In August, bleak midwinter, I jumped on the Cook Strait ferry and sailed over to the South Island. I discovered that the Interislander is like a floating bus depot, and that people who take the ferry are rather unlike people who fly.
From Picton, I took the TranzCoastal train down to Christchurch and – it turned out – I was lucky to be able to explore the city a month before the September earthquake that smashed my SECRET BOYFRIEND up a bit.
I contributed to Heyday’s Down To The Wire project, a brilliant website that looks at New Zealand’s web history. I pop up in 1996 and 1997 talking about the olden days of personal websites, back when the webs ran on a coal-powered steam engine.
In October, I paid a visit to my bro in Brisbane and explored a bit of Queensland, including a visit to Dreamworld, which after seeing Inception was a bit of a disappointment. (I’m about halfway writing about my adventures here, so hold on, ok.)
November was real busy, as I had two presentations to foist upon Wellington creative groups. First I gave a five-minute talk at the mash-up-themed Webstock Mini. I talked about using the 1968 Shell Guide to New Zealand to take on my holidays.
Then later in the month, I gave a talk at the ninth Wellington Pecha Kucha Night expanding on the Shell Guide as a sort of anti-travel philosophy; that sometimes you’ve just got to put the travel guide down.
You know what’s weird? Despite living in this digital world where everyone seems to have a camera on them, I’ve yet to find a single photo of the event. Instead I’ll link to Tom Beard’s slides from his PKN presentation back in April. It was a good one.

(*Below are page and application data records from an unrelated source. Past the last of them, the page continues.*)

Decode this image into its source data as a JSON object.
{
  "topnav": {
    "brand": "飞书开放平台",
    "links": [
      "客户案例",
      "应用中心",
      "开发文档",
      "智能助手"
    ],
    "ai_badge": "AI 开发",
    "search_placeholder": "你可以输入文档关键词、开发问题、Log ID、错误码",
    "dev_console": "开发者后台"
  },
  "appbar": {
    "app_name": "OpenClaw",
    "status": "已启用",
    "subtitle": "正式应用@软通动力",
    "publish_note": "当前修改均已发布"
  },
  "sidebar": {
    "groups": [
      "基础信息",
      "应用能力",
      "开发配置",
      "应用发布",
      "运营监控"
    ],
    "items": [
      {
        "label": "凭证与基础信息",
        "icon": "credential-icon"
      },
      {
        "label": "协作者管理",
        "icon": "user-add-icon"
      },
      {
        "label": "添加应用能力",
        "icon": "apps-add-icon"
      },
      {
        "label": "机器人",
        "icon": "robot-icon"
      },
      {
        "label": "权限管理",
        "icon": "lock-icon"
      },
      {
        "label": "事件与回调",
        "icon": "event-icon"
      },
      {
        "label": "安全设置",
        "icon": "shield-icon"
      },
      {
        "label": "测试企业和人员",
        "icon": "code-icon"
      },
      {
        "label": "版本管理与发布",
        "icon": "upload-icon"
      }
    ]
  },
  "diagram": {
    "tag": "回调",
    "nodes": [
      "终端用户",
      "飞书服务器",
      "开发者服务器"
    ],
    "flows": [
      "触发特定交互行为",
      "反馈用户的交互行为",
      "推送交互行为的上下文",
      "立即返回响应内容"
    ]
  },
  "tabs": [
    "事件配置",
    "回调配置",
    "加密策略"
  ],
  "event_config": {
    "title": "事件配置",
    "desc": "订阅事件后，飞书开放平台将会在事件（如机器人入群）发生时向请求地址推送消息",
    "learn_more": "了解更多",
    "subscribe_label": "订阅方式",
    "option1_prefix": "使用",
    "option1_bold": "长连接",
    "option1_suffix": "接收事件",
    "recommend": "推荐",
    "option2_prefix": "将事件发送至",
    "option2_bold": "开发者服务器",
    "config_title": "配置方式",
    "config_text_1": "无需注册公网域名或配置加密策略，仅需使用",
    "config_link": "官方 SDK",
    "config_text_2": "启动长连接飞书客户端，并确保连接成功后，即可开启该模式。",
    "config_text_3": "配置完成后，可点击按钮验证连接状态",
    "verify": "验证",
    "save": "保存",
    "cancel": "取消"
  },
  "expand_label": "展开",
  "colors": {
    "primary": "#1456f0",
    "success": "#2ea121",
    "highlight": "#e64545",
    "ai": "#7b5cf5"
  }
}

I joined Morgan and Ben as a regular contributor on their podcast, the Discourse Weekly Show, offering cultural commentary from the luxurious Studio 3 (there are mohair throws).
The year ended with me deciding to not renew my work contract for 2011. After putting in a few good years in the world of morning telly (and meeting some massive celebrities), it just seemed like a good time to call it a day. And it gives me the added thrill of having the anything-could-happen potential for 2011.
I turned 36, and discovered that if you remove your birthday from Facebook and don’t tweet it, hardly anyone will actually know it’s your birthday. Maybe if I can make the few rememberers forget it too, I’ll stop having birthdays altogether and have discovered the secret of eternal youth. Wait – that would be so awful.
And as a nice bookend for the year, I saw the Trons and The Shrugs play at the Yot Club in Raglan. The Trons captivated the audience, causing one dude to exclaim to a friend, “I can’t believe that it’s actually robots playing to us, bro. With personalities.” The Shrugs remain one of my favourite bands, so it’s always ace to see them live, along with the usual suspects in the audience.
So let’s end 2010 with a Trons video, for the aptly titled song Time’s Up. And it was filmed at the old dairy factory just down the road from the house I grew up in.